Down below, my very smart colleague Paul Waldman entertains the idea of increasing Twitter's character limit, riffing off a recent piece on the same by Slate's Farhad Manjoo. Sidestepping the linguistic specifics of the tweet capacity question, I have to ask, if there was enough demand for that sort of thing, wouldn't that be called something like TwoEightyer, or Chatterer, or, more to the point, something other than "Twitter"?
I once joked that the logical extension of Twitter was a service called Blurter, where all posts were limited to one character. Sure, you could see what someone has to say via their Twitter feed, but wouldn't it be quicker to get Lady Gaga's message, "U"? Both concise and intriguing. Now, Farhad Manjoo suggests something radical: What if Twitter doubled their character limit? The 140-character limit came from the pre-smartphone era, when the service's creators thought people would all be using it by sending SMS messages, which were limited to 160 characters. But that's no longer true:
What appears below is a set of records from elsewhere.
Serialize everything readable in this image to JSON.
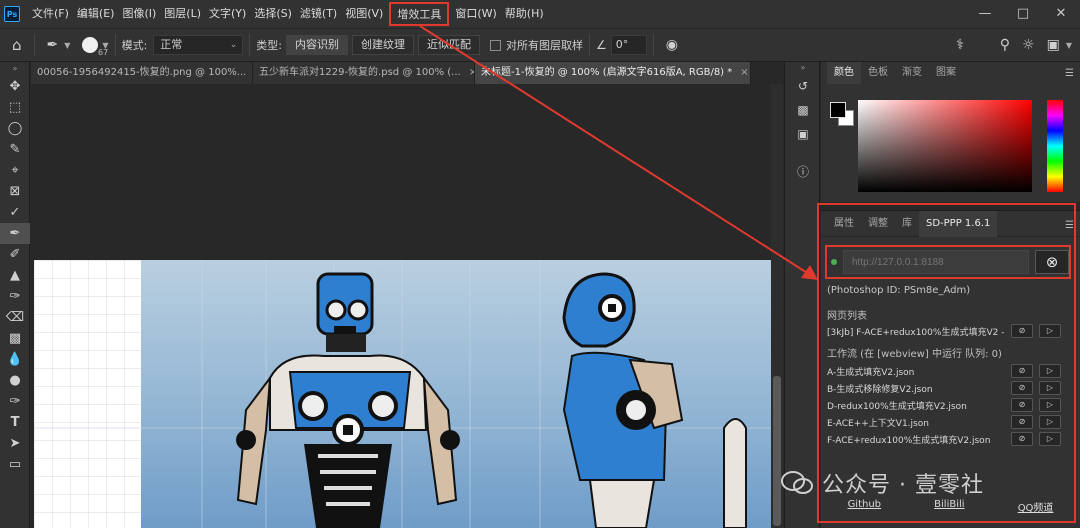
{
  "app": {
    "logo": "Ps"
  },
  "menu": [
    "文件(F)",
    "编辑(E)",
    "图像(I)",
    "图层(L)",
    "文字(Y)",
    "选择(S)",
    "滤镜(T)",
    "视图(V)",
    "增效工具",
    "窗口(W)",
    "帮助(H)"
  ],
  "options": {
    "brush_size": "67",
    "mode_label": "模式:",
    "mode_value": "正常",
    "type_label": "类型:",
    "type_options": [
      "内容识别",
      "创建纹理",
      "近似匹配"
    ],
    "sample_all_label": "对所有图层取样",
    "angle": "0°"
  },
  "doc_tabs": [
    {
      "label": "00056-1956492415-恢复的.png @ 100%...",
      "close": "×"
    },
    {
      "label": "五少新车派对1229-恢复的.psd @ 100% (...",
      "close": "×"
    },
    {
      "label": "未标题-1-恢复的 @ 100% (启源文字616版A, RGB/8) *",
      "close": "×"
    }
  ],
  "color_panel": {
    "tabs": [
      "颜色",
      "色板",
      "渐变",
      "图案"
    ],
    "active_tab": "颜色"
  },
  "sd_panel": {
    "tabs": [
      "属性",
      "调整",
      "库",
      "SD-PPP 1.6.1"
    ],
    "active_tab": "SD-PPP 1.6.1",
    "url_placeholder": "http://127.0.0.1:8188",
    "photoshop_id": "(Photoshop ID: PSm8e_Adm)",
    "webpage_list_label": "网页列表",
    "webpage_items": [
      "[3kJb] F-ACE+redux100%生成式填充V2 - C"
    ],
    "workflow_label": "工作流 (在 [webview] 中运行 队列: 0)",
    "workflows": [
      "A-生成式填充V2.json",
      "B-生成式移除修复V2.json",
      "D-redux100%生成式填充V2.json",
      "E-ACE++上下文V1.json",
      "F-ACE+redux100%生成式填充V2.json"
    ],
    "links": [
      "Github",
      "BiliBili",
      "QQ频道"
    ]
  },
  "watermark": "公众号 · 壹零社",
  "colors": {
    "highlight": "#e03a2e",
    "panel": "#323232",
    "status_ok": "#4caf50"
  }
}
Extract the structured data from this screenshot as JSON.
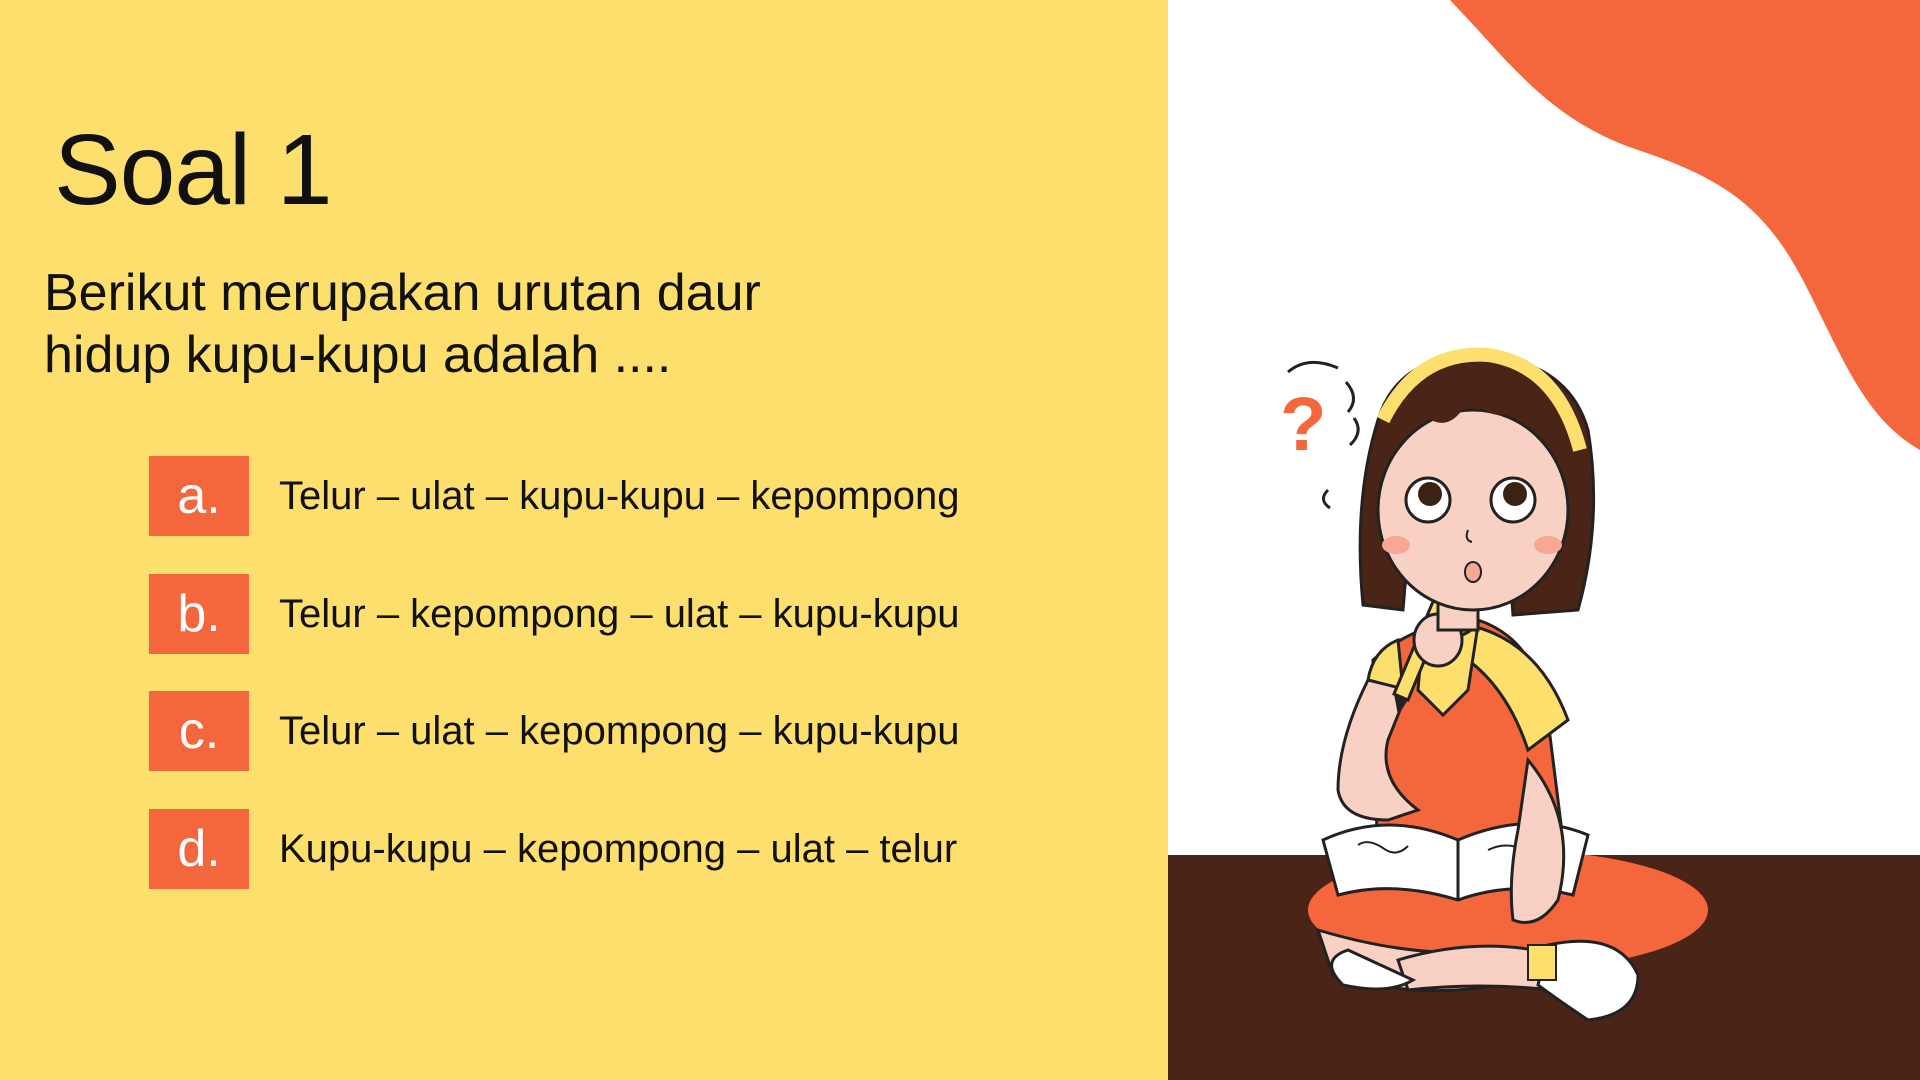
{
  "slide": {
    "title": "Soal 1",
    "question": " Berikut merupakan urutan daur\nhidup kupu-kupu adalah ....",
    "options": [
      {
        "letter": "a.",
        "text": "Telur – ulat – kupu-kupu – kepompong"
      },
      {
        "letter": "b.",
        "text": "Telur – kepompong – ulat – kupu-kupu"
      },
      {
        "letter": "c.",
        "text": "Telur – ulat – kepompong – kupu-kupu"
      },
      {
        "letter": "d.",
        "text": "Kupu-kupu – kepompong – ulat – telur"
      }
    ],
    "illustration": {
      "question_mark": "?"
    },
    "colors": {
      "left_background": "#FDDF6E",
      "accent": "#F4673D",
      "floor": "#4A2416",
      "text": "#111111"
    }
  }
}
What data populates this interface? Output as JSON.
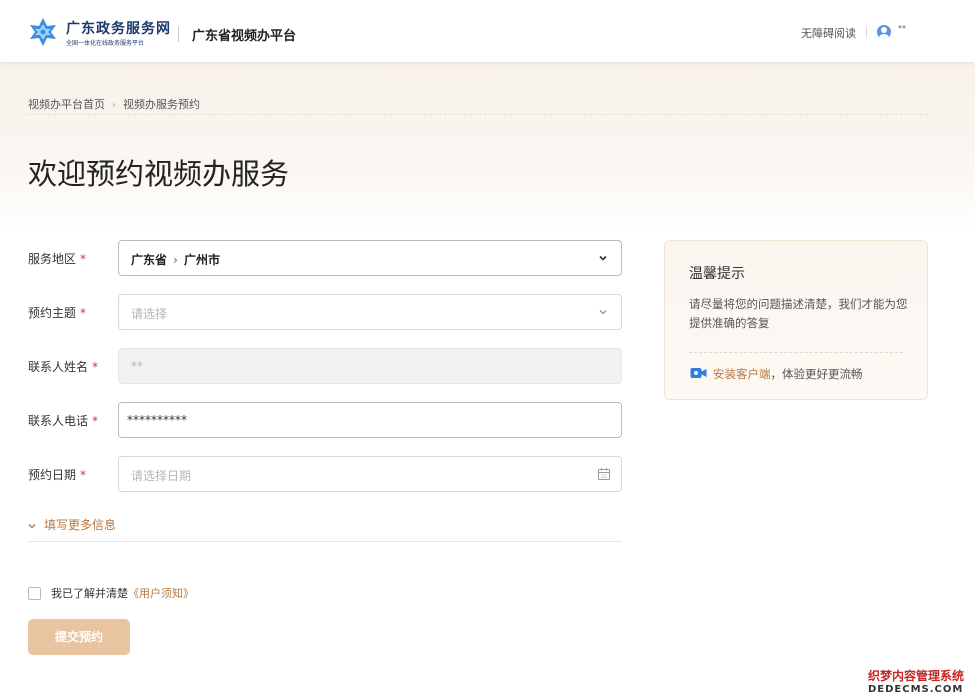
{
  "header": {
    "brand_name": "广东政务服务网",
    "brand_sub": "全国一体化在线政务服务平台",
    "platform_title": "广东省视频办平台",
    "accessibility_label": "无障碍阅读",
    "user_name": "**"
  },
  "breadcrumb": {
    "home": "视频办平台首页",
    "current": "视频办服务预约"
  },
  "page": {
    "title": "欢迎预约视频办服务"
  },
  "form": {
    "region": {
      "label": "服务地区",
      "required_mark": "*",
      "province": "广东省",
      "separator": "›",
      "city": "广州市"
    },
    "topic": {
      "label": "预约主题",
      "required_mark": "*",
      "placeholder": "请选择"
    },
    "contact_name": {
      "label": "联系人姓名",
      "required_mark": "*",
      "value": "**"
    },
    "contact_phone": {
      "label": "联系人电话",
      "required_mark": "*",
      "value": "**********"
    },
    "date": {
      "label": "预约日期",
      "required_mark": "*",
      "placeholder": "请选择日期"
    },
    "more_info_label": "填写更多信息",
    "agree_text": "我已了解并清楚",
    "agree_link": "《用户须知》",
    "submit_label": "提交预约"
  },
  "tips": {
    "title": "温馨提示",
    "body": "请尽量将您的问题描述清楚，我们才能为您提供准确的答复",
    "install_link": "安装客户端",
    "install_suffix": "，体验更好更流畅"
  },
  "watermark": {
    "line1": "织梦内容管理系统",
    "line2": "DEDECMS.COM"
  },
  "colors": {
    "accent": "#b8773c",
    "submit_disabled": "#e8c4a0",
    "required": "#d9363e",
    "brand_blue": "#1c3a6e",
    "logo_blue": "#3a8ee6"
  },
  "icons": {
    "logo": "guangdong-gov-logo",
    "user": "user-avatar-icon",
    "chevron": "chevron-down-icon",
    "calendar": "calendar-icon",
    "video": "video-camera-icon",
    "more_arrow": "chevron-down-icon"
  }
}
The first thing you need to know about Rep. **Anthony Weiner**'s press conference this afternoon is that, at at the beginning, there wasn't much Anthony Weiner. Instead, conservative provocateur **Andrew Breitbart** made an appearance, vigorously defending his "reporting" on the New York congressman's Twitter troubles, and challenging reporters to find fault with his coverage.
Of late, there's been an emerging conventional wisdom about the 2012 campaign and social media, which goes like this: What the 2008 Obama campaign did was extraordinary, but things are moving fast, and now the Republicans have caught up. After all, just look at how many Facebook friends Sarah Palin has! Micah Sifry of TechPresident says this is wrong -- in terms of the campaign, what really matters is the kind of data the campaigns can gather, and how they can use it to multiply their organizing and fundraising efforts: